**TASK OBJECTIVE:** Give back an exact copy of the entries beneath, minus the pictures.

**RECORD SET:**

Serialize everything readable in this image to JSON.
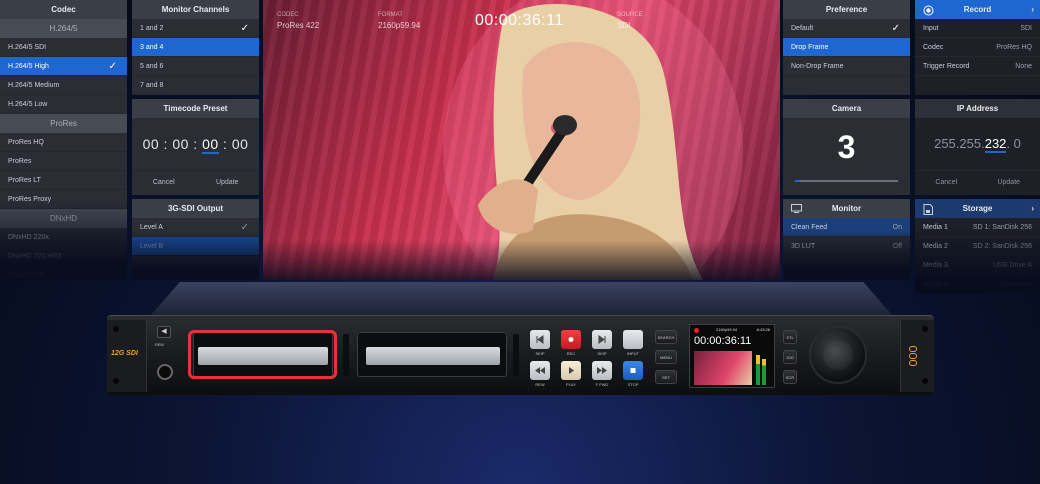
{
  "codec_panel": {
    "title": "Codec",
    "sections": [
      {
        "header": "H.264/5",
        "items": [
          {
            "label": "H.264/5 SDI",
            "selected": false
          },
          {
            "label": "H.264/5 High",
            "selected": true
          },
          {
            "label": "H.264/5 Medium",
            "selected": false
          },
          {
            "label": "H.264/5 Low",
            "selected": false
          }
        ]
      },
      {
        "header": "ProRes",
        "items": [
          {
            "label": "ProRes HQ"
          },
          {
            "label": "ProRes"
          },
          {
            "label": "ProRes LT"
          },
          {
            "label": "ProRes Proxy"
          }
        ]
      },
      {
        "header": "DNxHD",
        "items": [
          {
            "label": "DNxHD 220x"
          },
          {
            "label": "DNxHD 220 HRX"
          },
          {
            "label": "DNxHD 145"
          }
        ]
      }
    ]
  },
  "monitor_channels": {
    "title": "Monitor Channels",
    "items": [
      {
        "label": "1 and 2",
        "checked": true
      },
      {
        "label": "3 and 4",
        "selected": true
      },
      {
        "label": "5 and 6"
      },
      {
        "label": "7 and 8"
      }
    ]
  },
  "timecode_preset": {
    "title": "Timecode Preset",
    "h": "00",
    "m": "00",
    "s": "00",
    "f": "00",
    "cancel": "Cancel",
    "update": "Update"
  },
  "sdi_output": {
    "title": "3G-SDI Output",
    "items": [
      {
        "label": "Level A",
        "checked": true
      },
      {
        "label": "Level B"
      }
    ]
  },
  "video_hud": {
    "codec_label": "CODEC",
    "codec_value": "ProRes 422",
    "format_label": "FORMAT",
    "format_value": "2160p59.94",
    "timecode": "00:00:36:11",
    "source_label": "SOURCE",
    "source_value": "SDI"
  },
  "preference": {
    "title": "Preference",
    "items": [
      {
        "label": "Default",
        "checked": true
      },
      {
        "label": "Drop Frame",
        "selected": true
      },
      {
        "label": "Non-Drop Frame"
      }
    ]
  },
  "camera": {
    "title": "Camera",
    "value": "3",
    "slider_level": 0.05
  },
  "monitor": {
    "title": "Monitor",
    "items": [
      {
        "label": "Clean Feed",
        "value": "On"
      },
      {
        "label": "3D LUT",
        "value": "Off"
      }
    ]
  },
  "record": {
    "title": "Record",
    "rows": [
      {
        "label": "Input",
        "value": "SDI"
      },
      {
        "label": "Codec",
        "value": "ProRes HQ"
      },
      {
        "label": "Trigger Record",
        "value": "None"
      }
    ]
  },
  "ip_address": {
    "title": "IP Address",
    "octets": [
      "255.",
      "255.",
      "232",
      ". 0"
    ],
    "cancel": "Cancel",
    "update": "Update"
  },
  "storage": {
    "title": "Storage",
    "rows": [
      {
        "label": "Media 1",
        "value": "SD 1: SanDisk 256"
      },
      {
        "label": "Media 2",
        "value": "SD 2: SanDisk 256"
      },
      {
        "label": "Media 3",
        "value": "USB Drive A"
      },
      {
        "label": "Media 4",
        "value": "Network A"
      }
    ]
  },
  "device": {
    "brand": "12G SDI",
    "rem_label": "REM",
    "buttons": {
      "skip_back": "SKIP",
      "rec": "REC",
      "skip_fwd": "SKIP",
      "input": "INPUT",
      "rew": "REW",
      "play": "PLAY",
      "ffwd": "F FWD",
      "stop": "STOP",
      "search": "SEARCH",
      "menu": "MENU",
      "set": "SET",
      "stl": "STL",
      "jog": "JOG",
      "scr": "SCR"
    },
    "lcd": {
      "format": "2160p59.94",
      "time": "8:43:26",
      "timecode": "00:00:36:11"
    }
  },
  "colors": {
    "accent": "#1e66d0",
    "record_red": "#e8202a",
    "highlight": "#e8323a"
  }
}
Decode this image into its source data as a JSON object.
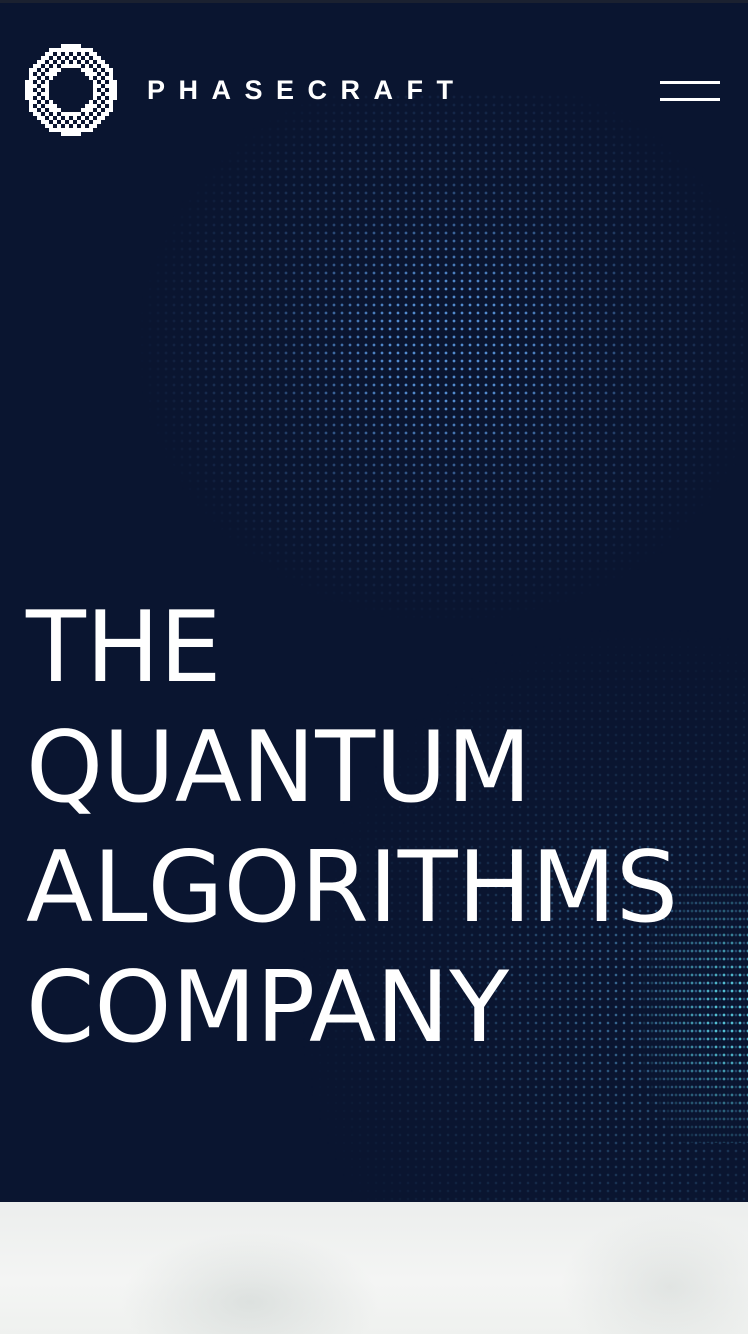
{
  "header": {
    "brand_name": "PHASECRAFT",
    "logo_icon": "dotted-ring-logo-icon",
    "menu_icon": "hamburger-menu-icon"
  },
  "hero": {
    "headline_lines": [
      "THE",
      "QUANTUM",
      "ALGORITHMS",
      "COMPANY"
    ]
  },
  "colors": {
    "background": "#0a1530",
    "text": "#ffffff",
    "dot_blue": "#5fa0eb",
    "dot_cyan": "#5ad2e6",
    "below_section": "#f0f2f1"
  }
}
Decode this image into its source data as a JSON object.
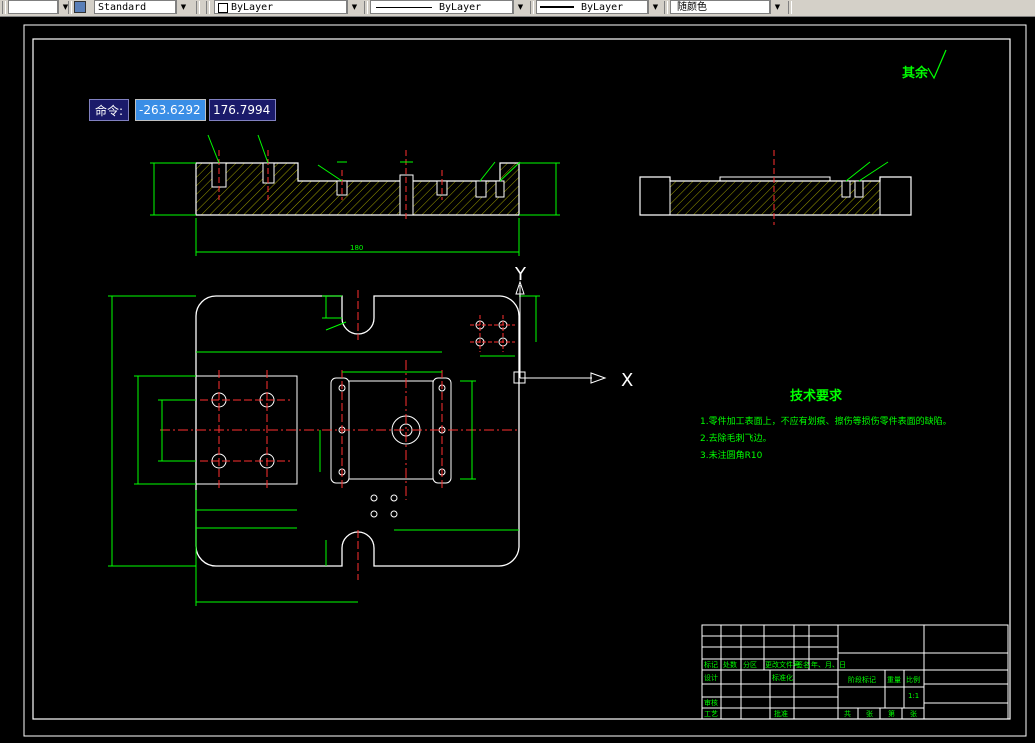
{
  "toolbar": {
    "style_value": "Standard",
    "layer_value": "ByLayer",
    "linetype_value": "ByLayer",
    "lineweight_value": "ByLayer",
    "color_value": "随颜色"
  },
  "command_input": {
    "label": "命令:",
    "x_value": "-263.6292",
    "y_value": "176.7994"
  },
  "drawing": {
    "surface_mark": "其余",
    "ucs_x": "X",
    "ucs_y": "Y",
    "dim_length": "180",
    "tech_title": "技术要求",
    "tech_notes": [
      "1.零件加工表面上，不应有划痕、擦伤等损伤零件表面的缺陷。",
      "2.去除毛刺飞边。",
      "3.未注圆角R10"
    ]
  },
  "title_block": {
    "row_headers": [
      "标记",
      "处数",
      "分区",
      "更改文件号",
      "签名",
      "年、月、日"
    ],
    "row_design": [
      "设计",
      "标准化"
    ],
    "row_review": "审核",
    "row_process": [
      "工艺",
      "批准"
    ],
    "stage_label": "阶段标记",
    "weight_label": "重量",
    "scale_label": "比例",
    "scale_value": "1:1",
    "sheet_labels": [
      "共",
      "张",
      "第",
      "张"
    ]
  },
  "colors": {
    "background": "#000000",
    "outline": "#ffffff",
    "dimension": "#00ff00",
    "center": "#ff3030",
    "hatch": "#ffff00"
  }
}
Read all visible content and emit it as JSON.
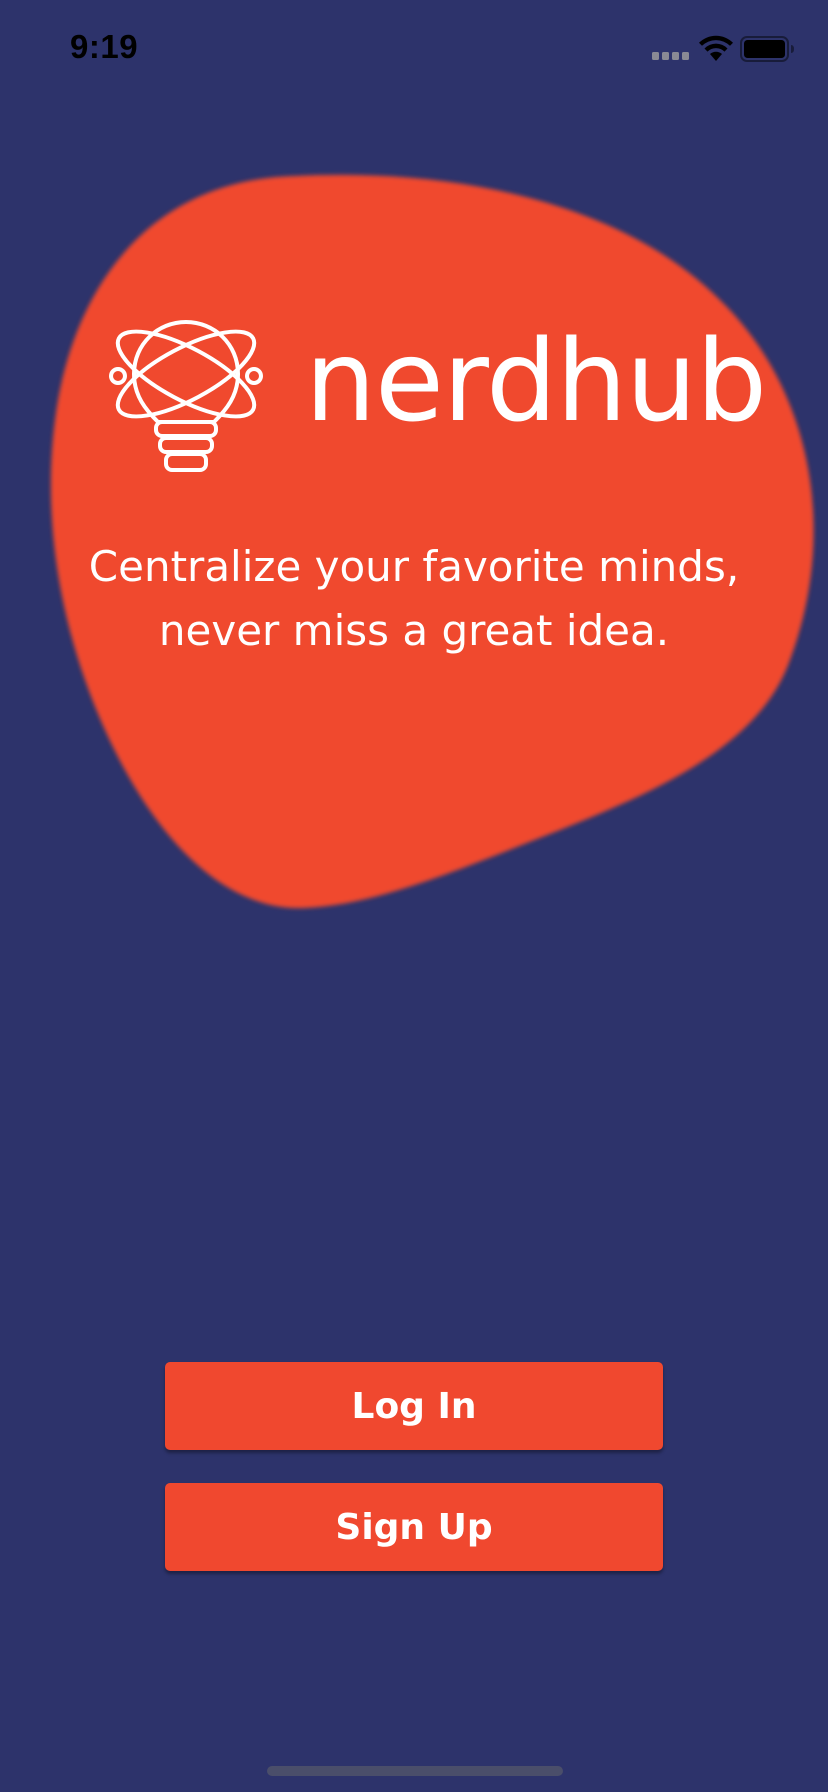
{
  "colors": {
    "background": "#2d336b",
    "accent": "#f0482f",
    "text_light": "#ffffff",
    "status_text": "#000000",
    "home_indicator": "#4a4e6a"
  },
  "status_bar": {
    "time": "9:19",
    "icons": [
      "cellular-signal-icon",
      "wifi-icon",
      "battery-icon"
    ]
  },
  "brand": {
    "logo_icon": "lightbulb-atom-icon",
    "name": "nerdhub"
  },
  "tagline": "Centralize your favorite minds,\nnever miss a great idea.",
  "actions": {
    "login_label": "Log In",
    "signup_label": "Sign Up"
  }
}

**ANSWER SPACE:**
Serialize everything readable in this image to JSON.
{
  "codec_panel": {
    "title": "Codec",
    "sections": [
      {
        "header": "H.264/5",
        "items": [
          {
            "label": "H.264/5 SDI",
            "selected": false
          },
          {
            "label": "H.264/5 High",
            "selected": true
          },
          {
            "label": "H.264/5 Medium",
            "selected": false
          },
          {
            "label": "H.264/5 Low",
            "selected": false
          }
        ]
      },
      {
        "header": "ProRes",
        "items": [
          {
            "label": "ProRes HQ"
          },
          {
            "label": "ProRes"
          },
          {
            "label": "ProRes LT"
          },
          {
            "label": "ProRes Proxy"
          }
        ]
      },
      {
        "header": "DNxHD",
        "items": [
          {
            "label": "DNxHD 220x"
          },
          {
            "label": "DNxHD 220 HRX"
          },
          {
            "label": "DNxHD 145"
          }
        ]
      }
    ]
  },
  "monitor_channels": {
    "title": "Monitor Channels",
    "items": [
      {
        "label": "1 and 2",
        "checked": true
      },
      {
        "label": "3 and 4",
        "selected": true
      },
      {
        "label": "5 and 6"
      },
      {
        "label": "7 and 8"
      }
    ]
  },
  "timecode_preset": {
    "title": "Timecode Preset",
    "h": "00",
    "m": "00",
    "s": "00",
    "f": "00",
    "cancel": "Cancel",
    "update": "Update"
  },
  "sdi_output": {
    "title": "3G-SDI Output",
    "items": [
      {
        "label": "Level A",
        "checked": true
      },
      {
        "label": "Level B"
      }
    ]
  },
  "video_hud": {
    "codec_label": "CODEC",
    "codec_value": "ProRes 422",
    "format_label": "FORMAT",
    "format_value": "2160p59.94",
    "timecode": "00:00:36:11",
    "source_label": "SOURCE",
    "source_value": "SDI"
  },
  "preference": {
    "title": "Preference",
    "items": [
      {
        "label": "Default",
        "checked": true
      },
      {
        "label": "Drop Frame",
        "selected": true
      },
      {
        "label": "Non-Drop Frame"
      }
    ]
  },
  "camera": {
    "title": "Camera",
    "value": "3",
    "slider_level": 0.05
  },
  "monitor": {
    "title": "Monitor",
    "items": [
      {
        "label": "Clean Feed",
        "value": "On"
      },
      {
        "label": "3D LUT",
        "value": "Off"
      }
    ]
  },
  "record": {
    "title": "Record",
    "rows": [
      {
        "label": "Input",
        "value": "SDI"
      },
      {
        "label": "Codec",
        "value": "ProRes HQ"
      },
      {
        "label": "Trigger Record",
        "value": "None"
      }
    ]
  },
  "ip_address": {
    "title": "IP Address",
    "octets": [
      "255.",
      "255.",
      "232",
      ". 0"
    ],
    "cancel": "Cancel",
    "update": "Update"
  },
  "storage": {
    "title": "Storage",
    "rows": [
      {
        "label": "Media 1",
        "value": "SD 1: SanDisk 256"
      },
      {
        "label": "Media 2",
        "value": "SD 2: SanDisk 256"
      },
      {
        "label": "Media 3",
        "value": "USB Drive A"
      },
      {
        "label": "Media 4",
        "value": "Network A"
      }
    ]
  },
  "device": {
    "brand": "12G SDI",
    "rem_label": "REM",
    "buttons": {
      "skip_back": "SKIP",
      "rec": "REC",
      "skip_fwd": "SKIP",
      "input": "INPUT",
      "rew": "REW",
      "play": "PLAY",
      "ffwd": "F FWD",
      "stop": "STOP",
      "search": "SEARCH",
      "menu": "MENU",
      "set": "SET",
      "stl": "STL",
      "jog": "JOG",
      "scr": "SCR"
    },
    "lcd": {
      "format": "2160p59.94",
      "time": "8:43:26",
      "timecode": "00:00:36:11"
    }
  },
  "colors": {
    "accent": "#1e66d0",
    "record_red": "#e8202a",
    "highlight": "#e8323a"
  }
}
Decode this image into its source data as a JSON object.
{
  "header": {
    "brand_name": "PHASECRAFT",
    "logo_icon": "dotted-ring-logo-icon",
    "menu_icon": "hamburger-menu-icon"
  },
  "hero": {
    "headline_lines": [
      "THE",
      "QUANTUM",
      "ALGORITHMS",
      "COMPANY"
    ]
  },
  "colors": {
    "background": "#0a1530",
    "text": "#ffffff",
    "dot_blue": "#5fa0eb",
    "dot_cyan": "#5ad2e6",
    "below_section": "#f0f2f1"
  }
}
Decode this image into its source data as a JSON object.
{
  "toolbar": {
    "style_value": "Standard",
    "layer_value": "ByLayer",
    "linetype_value": "ByLayer",
    "lineweight_value": "ByLayer",
    "color_value": "随颜色"
  },
  "command_input": {
    "label": "命令:",
    "x_value": "-263.6292",
    "y_value": "176.7994"
  },
  "drawing": {
    "surface_mark": "其余",
    "ucs_x": "X",
    "ucs_y": "Y",
    "dim_length": "180",
    "tech_title": "技术要求",
    "tech_notes": [
      "1.零件加工表面上，不应有划痕、擦伤等损伤零件表面的缺陷。",
      "2.去除毛刺飞边。",
      "3.未注圆角R10"
    ]
  },
  "title_block": {
    "row_headers": [
      "标记",
      "处数",
      "分区",
      "更改文件号",
      "签名",
      "年、月、日"
    ],
    "row_design": [
      "设计",
      "标准化"
    ],
    "row_review": "审核",
    "row_process": [
      "工艺",
      "批准"
    ],
    "stage_label": "阶段标记",
    "weight_label": "重量",
    "scale_label": "比例",
    "scale_value": "1:1",
    "sheet_labels": [
      "共",
      "张",
      "第",
      "张"
    ]
  },
  "colors": {
    "background": "#000000",
    "outline": "#ffffff",
    "dimension": "#00ff00",
    "center": "#ff3030",
    "hatch": "#ffff00"
  }
}
Read all visible content and emit it as JSON.
{
  "colors": {
    "background": "#2d336b",
    "accent": "#f0482f",
    "text_light": "#ffffff",
    "status_text": "#000000",
    "home_indicator": "#4a4e6a"
  },
  "status_bar": {
    "time": "9:19",
    "icons": [
      "cellular-signal-icon",
      "wifi-icon",
      "battery-icon"
    ]
  },
  "brand": {
    "logo_icon": "lightbulb-atom-icon",
    "name": "nerdhub"
  },
  "tagline": "Centralize your favorite minds,\nnever miss a great idea.",
  "actions": {
    "login_label": "Log In",
    "signup_label": "Sign Up"
  }
}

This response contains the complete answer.